Learning how to garden in Paradise

Bumbye, a never-tested windbreak will get built, but for now, the wind wins.

Saturday, December 3, 2011

Home at last, after all

Aloha to all/anyone reading this blog. It has been a very long and boring slog to get out of Orange County and move home to Maui. The disasters and delays are over, but the household effects are somewhere not around here. Shoulda used a PODS container ONLY!
I changed the background picture for this blog, to show everyone the teeny 4X4 foot plots, all 9 of them, all overgrown with weeds, impossible-to-remove Okinawan yam runners, long-spent stalks of broccoli, partially disassembled supports, and generally not much left.
Rooting about in those squares reveals some remaining peanut plants, some resprouted Yukon Gold potatoes (some were even on the top of the soil, all greened out), some scattered Candy onions, some clumps of garlic that got hidden and then sprouted from the bulbs, a bedraggled stump of an artichoke, and one healthy sage bush, which had been cut to stubs at my last visit about 8 months ago. I have much to do! I have found a few amazingly vigorous yellow pear tomato plants in the front yard, from a volunteer that popped up in the rose bed, then was running rampantly over them - it was cut down by a miscreant, but I think a few seeds managed to sprout in the lawn, so I am giving them some TLC before I move them to a better spot.
I'm surprised to see how quickly soil amendments disappear over a few months, but then, it has been essentially fallow, while the plants from earlier have grown and faded away. I plan to really tear into the squares to weed, amend, and start some plants, since I won't have any seed-starting stuff that I had packed and shipped over yet. That is OK, I have some little lettuces and tomatoes from Walmart, and the yellow tomato volunteers to give me a jump start. I'll have a lot more to do over the next few months, when I can start composting, testing the soil, da kine.
The winds will get another chance to challenge my support designs (they always lose, but not as fast as before). The grassy areas need just as much help, or more, it seems, but again, what has been lacking is a bit of feeding, some topdressing, and some hands-and-knees weeding, and some regular watering and mowing. At last I am here to do all that!
I will try to have some more pictures next posting, too, since I got my little netbook working now, and I can maybe show some progress on the back 144 (square feet, that is).

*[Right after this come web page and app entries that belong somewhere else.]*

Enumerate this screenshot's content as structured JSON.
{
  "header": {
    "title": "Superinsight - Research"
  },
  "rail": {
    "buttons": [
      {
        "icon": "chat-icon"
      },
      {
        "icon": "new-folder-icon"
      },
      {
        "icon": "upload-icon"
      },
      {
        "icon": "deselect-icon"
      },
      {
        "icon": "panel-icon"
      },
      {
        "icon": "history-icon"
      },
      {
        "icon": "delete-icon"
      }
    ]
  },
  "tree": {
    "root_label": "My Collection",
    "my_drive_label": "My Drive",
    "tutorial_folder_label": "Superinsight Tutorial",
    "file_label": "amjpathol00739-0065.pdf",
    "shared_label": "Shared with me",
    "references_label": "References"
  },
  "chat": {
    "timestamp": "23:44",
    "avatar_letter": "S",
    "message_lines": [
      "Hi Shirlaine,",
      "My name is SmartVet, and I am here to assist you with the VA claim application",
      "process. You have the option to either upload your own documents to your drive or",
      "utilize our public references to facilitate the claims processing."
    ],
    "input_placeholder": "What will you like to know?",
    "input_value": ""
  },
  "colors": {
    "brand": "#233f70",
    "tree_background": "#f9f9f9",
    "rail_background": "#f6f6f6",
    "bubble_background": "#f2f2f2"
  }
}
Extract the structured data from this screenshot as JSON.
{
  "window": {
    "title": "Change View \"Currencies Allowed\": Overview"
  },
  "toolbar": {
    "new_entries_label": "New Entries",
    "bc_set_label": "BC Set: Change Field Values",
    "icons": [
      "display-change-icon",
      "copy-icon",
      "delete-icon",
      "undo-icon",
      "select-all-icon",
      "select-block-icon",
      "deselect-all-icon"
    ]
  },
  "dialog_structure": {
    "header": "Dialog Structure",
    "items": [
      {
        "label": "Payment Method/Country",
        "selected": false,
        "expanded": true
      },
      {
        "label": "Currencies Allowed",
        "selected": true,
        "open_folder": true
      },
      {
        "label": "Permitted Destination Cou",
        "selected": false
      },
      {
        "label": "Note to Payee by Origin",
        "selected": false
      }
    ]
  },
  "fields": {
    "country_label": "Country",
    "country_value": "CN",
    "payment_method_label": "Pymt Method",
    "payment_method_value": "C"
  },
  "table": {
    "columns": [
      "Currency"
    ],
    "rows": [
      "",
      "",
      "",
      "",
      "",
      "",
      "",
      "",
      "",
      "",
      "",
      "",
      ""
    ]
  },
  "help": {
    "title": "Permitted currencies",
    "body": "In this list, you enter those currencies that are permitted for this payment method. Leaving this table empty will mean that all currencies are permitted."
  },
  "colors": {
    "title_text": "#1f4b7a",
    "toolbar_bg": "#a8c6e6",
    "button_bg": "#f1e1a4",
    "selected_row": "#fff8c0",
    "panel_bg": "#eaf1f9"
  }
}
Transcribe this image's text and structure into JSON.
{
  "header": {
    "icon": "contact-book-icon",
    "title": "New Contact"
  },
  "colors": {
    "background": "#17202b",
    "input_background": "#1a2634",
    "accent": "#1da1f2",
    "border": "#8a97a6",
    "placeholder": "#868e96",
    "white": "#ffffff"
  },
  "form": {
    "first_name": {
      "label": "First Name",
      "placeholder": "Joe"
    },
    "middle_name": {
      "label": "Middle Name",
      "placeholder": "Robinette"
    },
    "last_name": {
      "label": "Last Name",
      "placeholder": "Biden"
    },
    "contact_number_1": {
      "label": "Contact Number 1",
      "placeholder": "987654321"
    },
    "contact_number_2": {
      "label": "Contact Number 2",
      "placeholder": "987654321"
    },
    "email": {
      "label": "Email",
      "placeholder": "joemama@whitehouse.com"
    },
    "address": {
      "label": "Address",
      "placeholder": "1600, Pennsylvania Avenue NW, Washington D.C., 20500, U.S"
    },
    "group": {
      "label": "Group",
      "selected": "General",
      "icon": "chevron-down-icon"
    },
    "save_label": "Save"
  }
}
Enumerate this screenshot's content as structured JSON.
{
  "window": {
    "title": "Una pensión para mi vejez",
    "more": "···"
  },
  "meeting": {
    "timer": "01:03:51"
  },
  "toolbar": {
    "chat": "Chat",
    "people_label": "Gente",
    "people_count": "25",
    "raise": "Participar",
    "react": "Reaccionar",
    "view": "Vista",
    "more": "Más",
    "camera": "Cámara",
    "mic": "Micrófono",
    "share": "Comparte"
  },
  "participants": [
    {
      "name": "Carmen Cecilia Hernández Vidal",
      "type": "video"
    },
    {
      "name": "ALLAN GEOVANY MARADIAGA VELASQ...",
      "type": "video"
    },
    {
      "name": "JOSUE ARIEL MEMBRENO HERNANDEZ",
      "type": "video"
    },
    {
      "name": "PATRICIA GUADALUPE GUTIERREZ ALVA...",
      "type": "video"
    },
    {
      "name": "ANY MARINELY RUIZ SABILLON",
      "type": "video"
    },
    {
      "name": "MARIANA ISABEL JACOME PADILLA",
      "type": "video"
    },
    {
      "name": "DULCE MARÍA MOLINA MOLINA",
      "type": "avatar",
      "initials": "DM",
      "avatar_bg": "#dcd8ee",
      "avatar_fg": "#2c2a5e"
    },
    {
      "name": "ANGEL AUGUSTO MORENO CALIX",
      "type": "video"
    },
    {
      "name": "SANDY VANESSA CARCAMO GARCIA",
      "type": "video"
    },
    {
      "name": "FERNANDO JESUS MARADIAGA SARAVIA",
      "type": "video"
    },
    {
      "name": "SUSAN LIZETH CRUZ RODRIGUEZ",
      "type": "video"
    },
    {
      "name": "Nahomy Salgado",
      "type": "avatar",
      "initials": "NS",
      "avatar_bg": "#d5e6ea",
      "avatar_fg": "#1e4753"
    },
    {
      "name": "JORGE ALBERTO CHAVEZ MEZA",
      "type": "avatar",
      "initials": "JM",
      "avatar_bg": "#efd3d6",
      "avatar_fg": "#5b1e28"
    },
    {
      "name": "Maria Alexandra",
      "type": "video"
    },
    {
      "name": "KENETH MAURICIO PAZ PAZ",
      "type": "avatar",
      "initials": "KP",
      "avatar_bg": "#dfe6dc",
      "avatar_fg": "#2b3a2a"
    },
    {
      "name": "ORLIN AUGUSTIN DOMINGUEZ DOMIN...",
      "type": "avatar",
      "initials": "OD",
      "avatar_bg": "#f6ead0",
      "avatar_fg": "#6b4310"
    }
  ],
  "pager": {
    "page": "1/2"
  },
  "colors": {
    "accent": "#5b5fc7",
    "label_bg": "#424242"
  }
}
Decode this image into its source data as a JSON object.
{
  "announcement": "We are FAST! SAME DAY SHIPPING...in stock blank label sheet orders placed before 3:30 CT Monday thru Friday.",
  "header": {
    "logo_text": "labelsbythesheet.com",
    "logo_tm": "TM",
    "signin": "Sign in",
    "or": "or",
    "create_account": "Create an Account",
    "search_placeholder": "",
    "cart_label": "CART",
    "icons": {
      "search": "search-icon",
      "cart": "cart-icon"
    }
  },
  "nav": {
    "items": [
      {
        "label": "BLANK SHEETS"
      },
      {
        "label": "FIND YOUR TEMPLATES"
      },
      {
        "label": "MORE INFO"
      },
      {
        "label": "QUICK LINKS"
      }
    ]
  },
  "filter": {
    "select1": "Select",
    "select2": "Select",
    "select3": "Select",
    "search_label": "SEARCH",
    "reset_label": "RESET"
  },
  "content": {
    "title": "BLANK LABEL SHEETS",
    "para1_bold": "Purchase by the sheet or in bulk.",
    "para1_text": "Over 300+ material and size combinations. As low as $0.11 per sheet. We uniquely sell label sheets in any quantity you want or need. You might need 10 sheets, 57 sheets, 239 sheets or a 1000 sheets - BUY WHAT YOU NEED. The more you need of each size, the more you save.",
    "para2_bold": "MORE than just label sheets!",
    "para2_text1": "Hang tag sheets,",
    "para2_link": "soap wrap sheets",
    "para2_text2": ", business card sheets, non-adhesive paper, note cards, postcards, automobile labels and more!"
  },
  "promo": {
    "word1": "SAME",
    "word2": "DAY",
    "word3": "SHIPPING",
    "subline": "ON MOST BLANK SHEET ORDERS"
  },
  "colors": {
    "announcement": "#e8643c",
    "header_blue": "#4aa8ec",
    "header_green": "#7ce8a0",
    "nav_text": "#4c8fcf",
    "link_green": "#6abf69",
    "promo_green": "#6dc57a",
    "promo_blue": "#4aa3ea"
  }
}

  1. I'm so happy to hear that you are finally back home on Maui! Oh the impossible to remove stuff drives me nuts. Container planting things like sweet potatoes, mint and horseradish works much better as long as the containers are plastic. My neighbor grew sweet potatoes successfully in one of the little blue baby pools you can buy at ACE. It will be fun to see your after photos in a few months!

  2. Mahalo, Jane,
    I'm planning the same idea for potatoes, sweet potatoes, and mint, and da kine. I watched a trial of straw "towers" for potatoes, done by the folks at Sunset Magazine. Mel Bartholomew also has done a similar thing in five gallon pails, so I'm hoping I can replicate that. It will give more room for other veggies in my little plots, too, with trellises (stout ones!).

  3. Laughed out loud when i read your comment re: Okinawan Sweets. Yep, they just won't go away quietly. Haven't planted them in three or so years but just dug two nice sized tubers up yesterday, best ones yet, although i am hoping they will also be the last!
    Sounds like you've got some work to do but it's a nice time of year to be getting the garden in order. Welcome Home ; )

  4. Mahalo nui, Julie,
    I will put up some pictures as I make headway.The soil is so easy to work with, fortunately, so it should recover pretty quickly.

  5. Now the adventure begins. Maybe you want to study up on planting some wind breaks which might amount to a short hedge around the vegetable growing area.

  6. Mahalo nui, Chris. I had some croton bushes along the windward wall, but the drip watering system failed, so only a few survived. I'll start more and get the watering working again. The front yard has very healthy specimens for cuttings that will root quickly. Yes, so begins the adventure!